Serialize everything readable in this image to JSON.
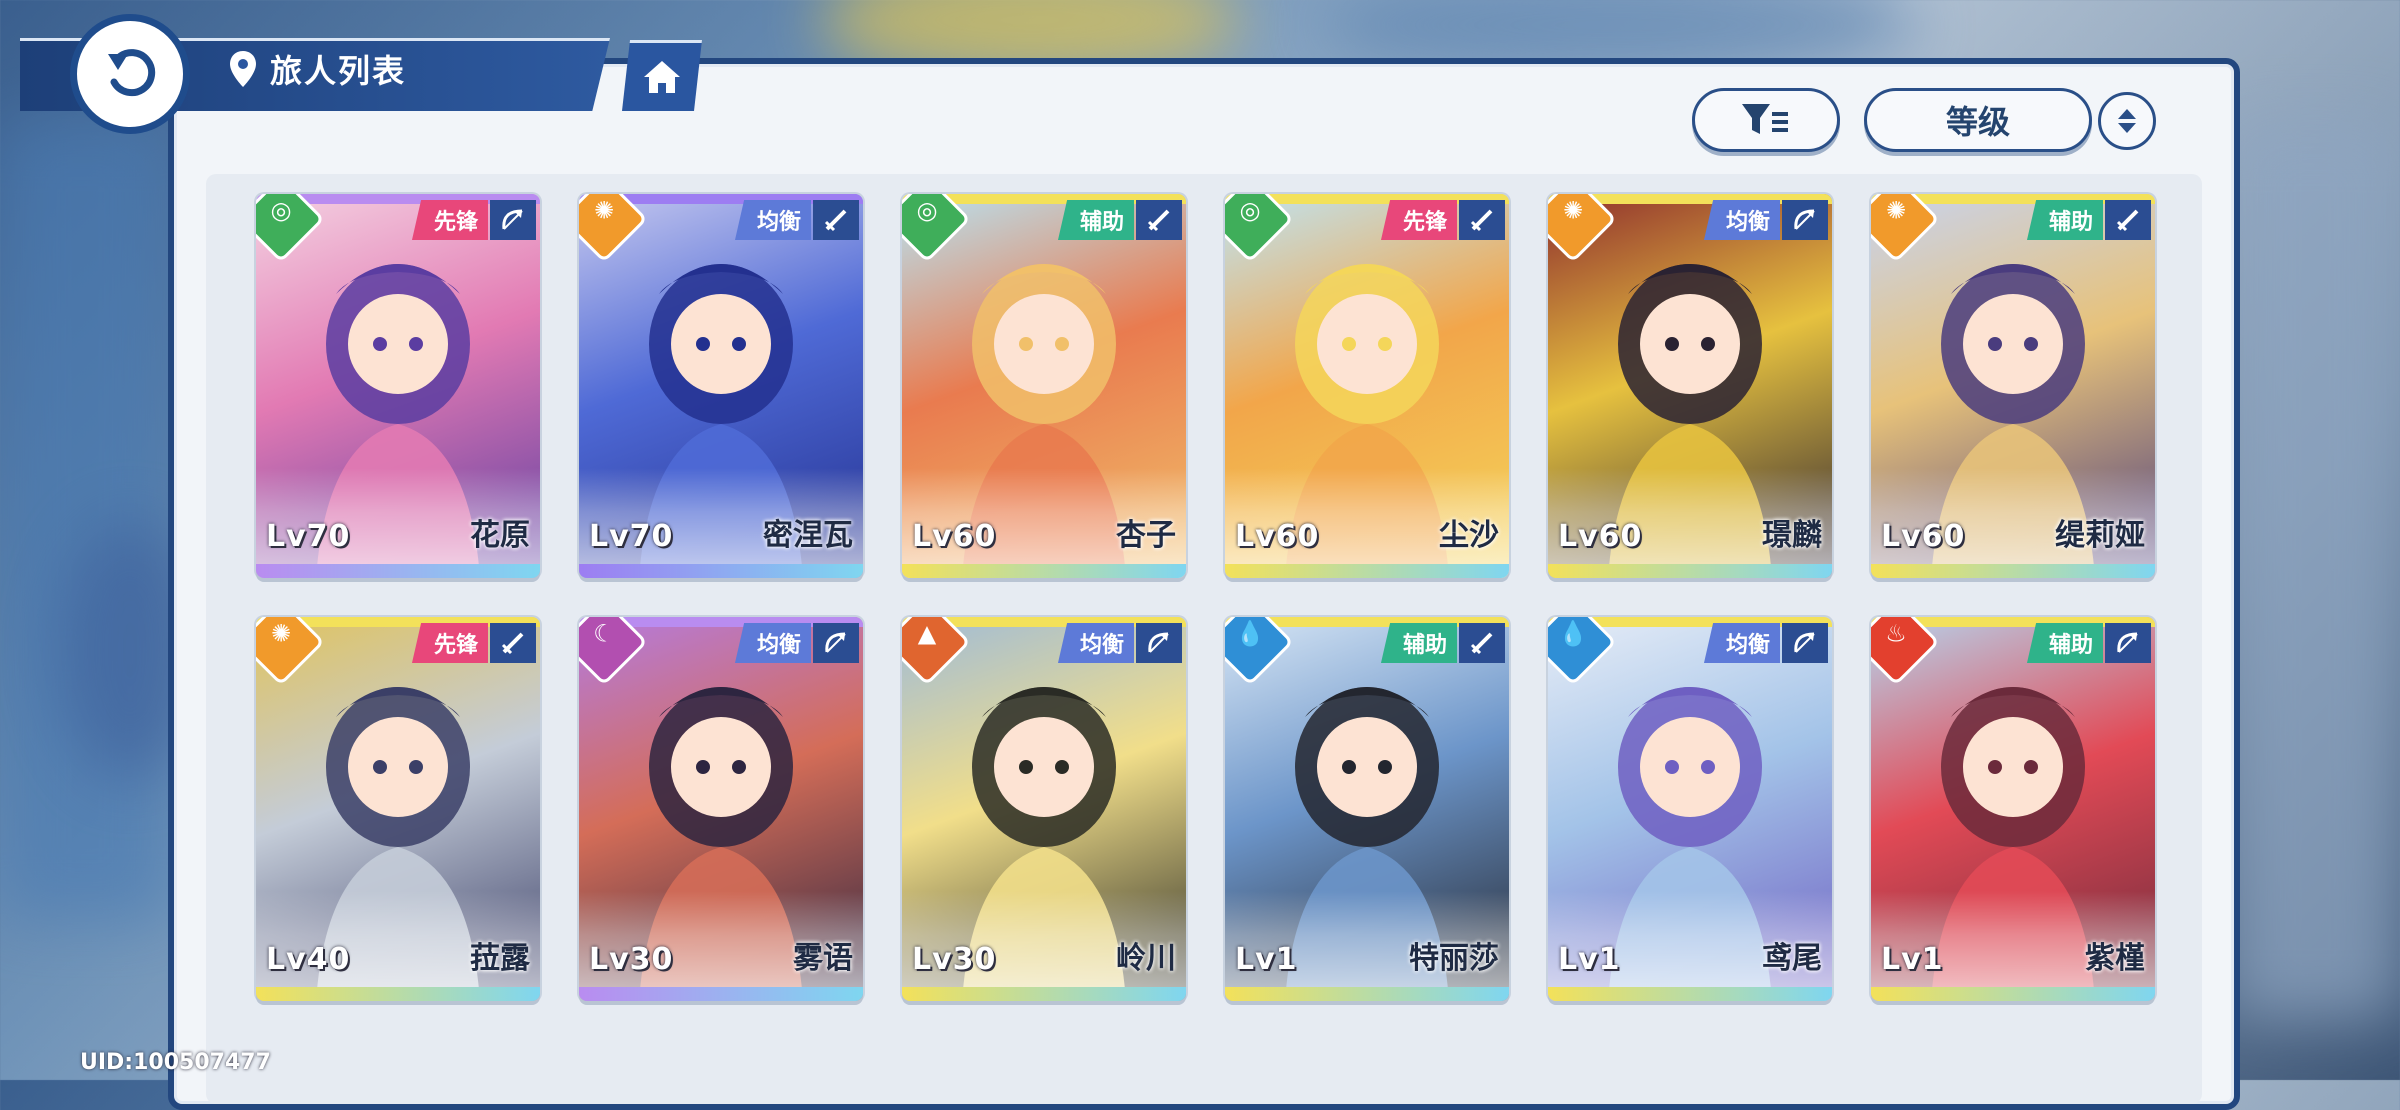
{
  "header": {
    "title": "旅人列表"
  },
  "controls": {
    "sort_label": "等级"
  },
  "footer": {
    "uid": "UID:100507477"
  },
  "colors": {
    "element_wind": "#3fae5a",
    "element_sun": "#f19a2b",
    "element_moon": "#b24fb0",
    "element_earth": "#e0652f",
    "element_water": "#2f8fd6",
    "element_fire": "#e3402e",
    "role_vanguard": "#e8477a",
    "role_balanced": "#5d7ad8",
    "role_support": "#2fb38a"
  },
  "characters": [
    {
      "level": "Lv70",
      "name": "花原",
      "role": "先锋",
      "element": "wind-icon",
      "weapon": "bow-icon"
    },
    {
      "level": "Lv70",
      "name": "密涅瓦",
      "role": "均衡",
      "element": "sun-icon",
      "weapon": "sword-icon"
    },
    {
      "level": "Lv60",
      "name": "杏子",
      "role": "辅助",
      "element": "wind-icon",
      "weapon": "sword-icon"
    },
    {
      "level": "Lv60",
      "name": "尘沙",
      "role": "先锋",
      "element": "wind-icon",
      "weapon": "sword-icon"
    },
    {
      "level": "Lv60",
      "name": "璟麟",
      "role": "均衡",
      "element": "sun-icon",
      "weapon": "bow-icon"
    },
    {
      "level": "Lv60",
      "name": "缇莉娅",
      "role": "辅助",
      "element": "sun-icon",
      "weapon": "sword-icon"
    },
    {
      "level": "Lv40",
      "name": "菈露",
      "role": "先锋",
      "element": "sun-icon",
      "weapon": "sword-icon"
    },
    {
      "level": "Lv30",
      "name": "雾语",
      "role": "均衡",
      "element": "moon-icon",
      "weapon": "bow-icon"
    },
    {
      "level": "Lv30",
      "name": "岭川",
      "role": "均衡",
      "element": "earth-icon",
      "weapon": "bow-icon"
    },
    {
      "level": "Lv1",
      "name": "特丽莎",
      "role": "辅助",
      "element": "water-icon",
      "weapon": "sword-icon"
    },
    {
      "level": "Lv1",
      "name": "鸢尾",
      "role": "均衡",
      "element": "water-icon",
      "weapon": "bow-icon"
    },
    {
      "level": "Lv1",
      "name": "紫槿",
      "role": "辅助",
      "element": "fire-icon",
      "weapon": "bow-icon"
    }
  ]
}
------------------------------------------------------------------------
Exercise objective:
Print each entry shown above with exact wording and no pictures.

Completed exercise:
Serialize everything readable in this image to JSON.
{
  "header": {
    "title": "旅人列表"
  },
  "controls": {
    "sort_label": "等级"
  },
  "footer": {
    "uid": "UID:100507477"
  },
  "colors": {
    "element_wind": "#3fae5a",
    "element_sun": "#f19a2b",
    "element_moon": "#b24fb0",
    "element_earth": "#e0652f",
    "element_water": "#2f8fd6",
    "element_fire": "#e3402e",
    "role_vanguard": "#e8477a",
    "role_balanced": "#5d7ad8",
    "role_support": "#2fb38a"
  },
  "characters": [
    {
      "level": "Lv70",
      "name": "花原",
      "role": "先锋",
      "element": "wind-icon",
      "weapon": "bow-icon"
    },
    {
      "level": "Lv70",
      "name": "密涅瓦",
      "role": "均衡",
      "element": "sun-icon",
      "weapon": "sword-icon"
    },
    {
      "level": "Lv60",
      "name": "杏子",
      "role": "辅助",
      "element": "wind-icon",
      "weapon": "sword-icon"
    },
    {
      "level": "Lv60",
      "name": "尘沙",
      "role": "先锋",
      "element": "wind-icon",
      "weapon": "sword-icon"
    },
    {
      "level": "Lv60",
      "name": "璟麟",
      "role": "均衡",
      "element": "sun-icon",
      "weapon": "bow-icon"
    },
    {
      "level": "Lv60",
      "name": "缇莉娅",
      "role": "辅助",
      "element": "sun-icon",
      "weapon": "sword-icon"
    },
    {
      "level": "Lv40",
      "name": "菈露",
      "role": "先锋",
      "element": "sun-icon",
      "weapon": "sword-icon"
    },
    {
      "level": "Lv30",
      "name": "雾语",
      "role": "均衡",
      "element": "moon-icon",
      "weapon": "bow-icon"
    },
    {
      "level": "Lv30",
      "name": "岭川",
      "role": "均衡",
      "element": "earth-icon",
      "weapon": "bow-icon"
    },
    {
      "level": "Lv1",
      "name": "特丽莎",
      "role": "辅助",
      "element": "water-icon",
      "weapon": "sword-icon"
    },
    {
      "level": "Lv1",
      "name": "鸢尾",
      "role": "均衡",
      "element": "water-icon",
      "weapon": "bow-icon"
    },
    {
      "level": "Lv1",
      "name": "紫槿",
      "role": "辅助",
      "element": "fire-icon",
      "weapon": "bow-icon"
    }
  ]
}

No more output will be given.